Exercise details: Search the data below for "state"; list each line that holds it.

Information shown:
*** Block opens ***

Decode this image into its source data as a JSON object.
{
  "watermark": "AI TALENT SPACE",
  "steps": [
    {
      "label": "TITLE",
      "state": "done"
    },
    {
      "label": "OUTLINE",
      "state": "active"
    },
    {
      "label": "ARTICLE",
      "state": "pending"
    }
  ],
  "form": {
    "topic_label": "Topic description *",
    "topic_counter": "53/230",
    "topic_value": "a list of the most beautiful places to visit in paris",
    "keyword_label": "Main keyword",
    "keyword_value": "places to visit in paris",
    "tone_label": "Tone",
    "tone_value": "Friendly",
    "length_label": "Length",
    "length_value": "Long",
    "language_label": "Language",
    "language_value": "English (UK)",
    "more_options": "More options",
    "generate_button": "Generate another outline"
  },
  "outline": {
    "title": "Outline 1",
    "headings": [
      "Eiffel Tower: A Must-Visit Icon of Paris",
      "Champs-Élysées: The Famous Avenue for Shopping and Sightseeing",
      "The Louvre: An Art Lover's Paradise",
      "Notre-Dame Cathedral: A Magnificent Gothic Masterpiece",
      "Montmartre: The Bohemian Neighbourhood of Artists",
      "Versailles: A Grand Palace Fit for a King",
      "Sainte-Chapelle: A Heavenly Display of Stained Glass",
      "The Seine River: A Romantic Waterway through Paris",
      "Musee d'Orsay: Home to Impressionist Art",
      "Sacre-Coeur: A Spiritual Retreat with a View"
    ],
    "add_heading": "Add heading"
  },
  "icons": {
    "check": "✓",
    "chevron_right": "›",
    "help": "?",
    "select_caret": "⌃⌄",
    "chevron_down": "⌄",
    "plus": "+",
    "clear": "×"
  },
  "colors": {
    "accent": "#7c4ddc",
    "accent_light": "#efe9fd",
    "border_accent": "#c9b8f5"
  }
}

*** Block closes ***

Solution:
      "state": "done"
      "state": "active"
      "state": "pending"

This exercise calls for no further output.